the names of many children of Christian parents in the fourth century
not baptised until their teens or later, explicit testimony is lacking
that would permit us to name the first Christian baptised as an infant
whose baptism was not a case of clinical baptism.” Ferguson , Baptism in the
early Church (2009) p. 626
the phrase “explicit testimony is lacking”. Perhaps we should start
from the contrary assumption that baptism was from the very beginning a
rite for adults or, in Jewish terms, for those who were beyond the age
of bar mitzvah and now responsible for their actions.
we assume there was no baptism of infants, there is nothing in the New
Testament to conflict with that assumption and everything to support it.
Consider just the following:
the Baptist’s baptism of repentance was aimed at those of adult
status. John and the crowds around him would have found inconceivable
the idea that infants and young children should undergo a baptism of
was baptised by John as a 30 year old.
blessed the little children; he did not ask them to be disciples.
disciples (the Twelve and the Seventy) were adults and it is the
continuity of that group which evolves into Followers of the Way and
into Christian fellowships dotted around the ancient world.
four considerations create a presumption that Christian baptism would be
for those old enough to be responsible for their actions.
also the unsuitability of infants as candidates for baptism, John the
Baptist was beheaded, Jesus was crucified and Stephen was stoned.
Jewish-Christian antagonism was there from the start.
Could the first Christian congregations really have thrust
baptism upon babies and young children? With the threat of persecution
hanging over them they would surely have kept them out of the firing
line, hopefully bringing them up to seek baptism when mature enough to

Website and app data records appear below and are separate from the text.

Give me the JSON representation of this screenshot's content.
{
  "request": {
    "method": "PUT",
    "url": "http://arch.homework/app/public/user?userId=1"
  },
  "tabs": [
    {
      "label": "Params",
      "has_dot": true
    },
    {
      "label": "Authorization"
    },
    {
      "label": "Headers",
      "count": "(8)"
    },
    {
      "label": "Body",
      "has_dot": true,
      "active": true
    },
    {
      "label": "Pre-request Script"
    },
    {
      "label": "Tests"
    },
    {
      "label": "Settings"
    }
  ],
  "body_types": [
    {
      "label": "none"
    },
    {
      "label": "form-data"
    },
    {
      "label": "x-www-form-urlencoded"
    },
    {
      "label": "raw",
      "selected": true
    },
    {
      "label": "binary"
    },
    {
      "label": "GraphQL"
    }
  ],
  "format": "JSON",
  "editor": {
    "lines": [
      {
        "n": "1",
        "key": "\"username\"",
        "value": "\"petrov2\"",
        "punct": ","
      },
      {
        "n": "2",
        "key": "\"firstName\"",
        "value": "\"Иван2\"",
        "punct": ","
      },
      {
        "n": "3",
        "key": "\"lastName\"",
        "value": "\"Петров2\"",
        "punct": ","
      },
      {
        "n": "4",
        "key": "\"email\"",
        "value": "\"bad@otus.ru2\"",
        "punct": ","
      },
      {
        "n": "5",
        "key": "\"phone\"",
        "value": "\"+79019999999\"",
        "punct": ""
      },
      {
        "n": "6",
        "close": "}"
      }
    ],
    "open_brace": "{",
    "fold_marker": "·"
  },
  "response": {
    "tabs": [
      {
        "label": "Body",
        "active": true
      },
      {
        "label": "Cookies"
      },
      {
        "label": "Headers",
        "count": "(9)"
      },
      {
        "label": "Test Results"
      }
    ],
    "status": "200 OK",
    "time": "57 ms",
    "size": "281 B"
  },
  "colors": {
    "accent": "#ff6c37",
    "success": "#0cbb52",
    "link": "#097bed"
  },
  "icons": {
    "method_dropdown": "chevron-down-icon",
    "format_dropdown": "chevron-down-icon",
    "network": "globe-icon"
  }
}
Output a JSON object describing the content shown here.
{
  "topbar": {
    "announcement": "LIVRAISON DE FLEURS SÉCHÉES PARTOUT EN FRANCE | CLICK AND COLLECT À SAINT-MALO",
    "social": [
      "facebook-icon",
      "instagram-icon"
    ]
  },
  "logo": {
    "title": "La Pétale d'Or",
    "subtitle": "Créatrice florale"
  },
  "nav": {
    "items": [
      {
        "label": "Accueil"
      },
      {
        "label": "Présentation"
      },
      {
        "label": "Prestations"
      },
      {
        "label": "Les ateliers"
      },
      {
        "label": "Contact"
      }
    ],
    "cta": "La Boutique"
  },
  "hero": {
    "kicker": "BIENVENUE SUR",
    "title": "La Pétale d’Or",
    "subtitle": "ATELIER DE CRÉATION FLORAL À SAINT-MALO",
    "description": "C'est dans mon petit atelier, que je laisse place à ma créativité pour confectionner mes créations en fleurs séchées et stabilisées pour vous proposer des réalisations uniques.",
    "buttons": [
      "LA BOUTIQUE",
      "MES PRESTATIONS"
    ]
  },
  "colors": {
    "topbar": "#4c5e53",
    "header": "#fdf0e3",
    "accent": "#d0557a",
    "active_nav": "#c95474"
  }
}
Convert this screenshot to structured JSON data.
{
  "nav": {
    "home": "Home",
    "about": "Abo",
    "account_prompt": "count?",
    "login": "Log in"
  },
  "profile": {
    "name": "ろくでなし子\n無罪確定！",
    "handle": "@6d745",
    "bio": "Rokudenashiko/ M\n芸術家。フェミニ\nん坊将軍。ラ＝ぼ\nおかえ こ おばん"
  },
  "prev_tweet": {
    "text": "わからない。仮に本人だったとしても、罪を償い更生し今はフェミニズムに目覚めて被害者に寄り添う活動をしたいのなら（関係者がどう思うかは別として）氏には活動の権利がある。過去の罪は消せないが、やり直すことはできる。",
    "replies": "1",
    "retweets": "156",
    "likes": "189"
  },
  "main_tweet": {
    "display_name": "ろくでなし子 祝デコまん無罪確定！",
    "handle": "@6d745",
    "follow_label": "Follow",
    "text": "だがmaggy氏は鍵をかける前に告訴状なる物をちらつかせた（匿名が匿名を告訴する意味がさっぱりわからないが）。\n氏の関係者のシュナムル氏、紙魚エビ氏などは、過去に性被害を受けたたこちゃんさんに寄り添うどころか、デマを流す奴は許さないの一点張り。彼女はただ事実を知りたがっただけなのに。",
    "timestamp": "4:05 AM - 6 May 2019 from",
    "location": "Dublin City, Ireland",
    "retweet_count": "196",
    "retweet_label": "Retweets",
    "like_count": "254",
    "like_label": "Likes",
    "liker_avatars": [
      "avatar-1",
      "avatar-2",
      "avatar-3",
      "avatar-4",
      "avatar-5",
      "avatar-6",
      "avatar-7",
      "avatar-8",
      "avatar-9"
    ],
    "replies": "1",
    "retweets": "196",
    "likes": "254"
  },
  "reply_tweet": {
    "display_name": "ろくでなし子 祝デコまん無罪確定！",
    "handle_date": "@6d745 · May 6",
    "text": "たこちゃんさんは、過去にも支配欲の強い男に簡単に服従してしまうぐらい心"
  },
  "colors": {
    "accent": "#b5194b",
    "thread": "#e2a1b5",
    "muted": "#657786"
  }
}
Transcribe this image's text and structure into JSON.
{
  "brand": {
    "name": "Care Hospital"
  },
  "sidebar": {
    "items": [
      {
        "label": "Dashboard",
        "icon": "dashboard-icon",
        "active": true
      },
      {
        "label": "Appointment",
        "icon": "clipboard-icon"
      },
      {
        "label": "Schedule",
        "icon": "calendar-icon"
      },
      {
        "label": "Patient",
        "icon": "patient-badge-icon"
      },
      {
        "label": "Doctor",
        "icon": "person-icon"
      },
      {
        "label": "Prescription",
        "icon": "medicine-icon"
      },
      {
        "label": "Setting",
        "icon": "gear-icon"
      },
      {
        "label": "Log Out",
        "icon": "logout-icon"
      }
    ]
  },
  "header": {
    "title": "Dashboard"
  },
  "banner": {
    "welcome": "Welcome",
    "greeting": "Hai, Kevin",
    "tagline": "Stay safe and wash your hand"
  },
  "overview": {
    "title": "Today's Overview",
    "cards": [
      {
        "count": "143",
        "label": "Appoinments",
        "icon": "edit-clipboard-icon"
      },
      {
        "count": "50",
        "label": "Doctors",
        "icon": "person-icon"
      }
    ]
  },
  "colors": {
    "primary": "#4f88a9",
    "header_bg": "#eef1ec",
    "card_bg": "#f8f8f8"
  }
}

accept the daunting implications of confessing Christ in a hostile
8.12 tells us explicitly that “men and women were baptised” – no
mention of babes or children and Acts 9 records that Saul went to
Damascus to arrest “both men and women”.
This contradicts the
notion that “household” baptisms did include babies, which is
a hypothesis with no supporting evidence.
a Christian was a grown up activity that was entered into through
responding to the Gospel, e.g. Rom. 10.10 “For it is with your heart
that you believe and are justified and it is with your mouth that you
confess and are saved.” This all presupposes a process of evangelism
and catechesis prior to baptism.
first Christians were already circumcised. John the Baptist baptised
circumcised Jews. The direct link between John’s baptism and
that of the infant Church cannot be over emphasised. When asked by what
authority he operated, Jesus replied “The ministry of John the
Baptist, was it of God or man?” John the Baptist shows no interest in
circumcision and warns his hearers not to say “We have Abraham for our
father”.. The word circumcision never crosses Jesus’ lips except as
part of an argument over the Sabbath in John 7.22. St Paul says bluntly
“neither circumcision nor uncircumcision avail anything but a new
creature”. To say that baptism is the Christian version of Jewish
circumcision is as unreasonable as saying “football is the new
following is an edited extract form an admirable policy statement by
we are objective and impartial it seems that the Bible is not
clear enough on this issue to be categoric about 'right' and 'wrong'
is no proof text which shows Jesus or the disciples either baptizing
infants nor excluding them
is nowhere in the Bible which clearly teaches that babies should
or should not be baptized
early church history is too scan to be conclusive.
the Lord wanted to make sure we got it 'right' and the timing of baptism
meant as much to him as it does to some of us, he would surely have made
are encouraged to explore all the links at the top left hand margin.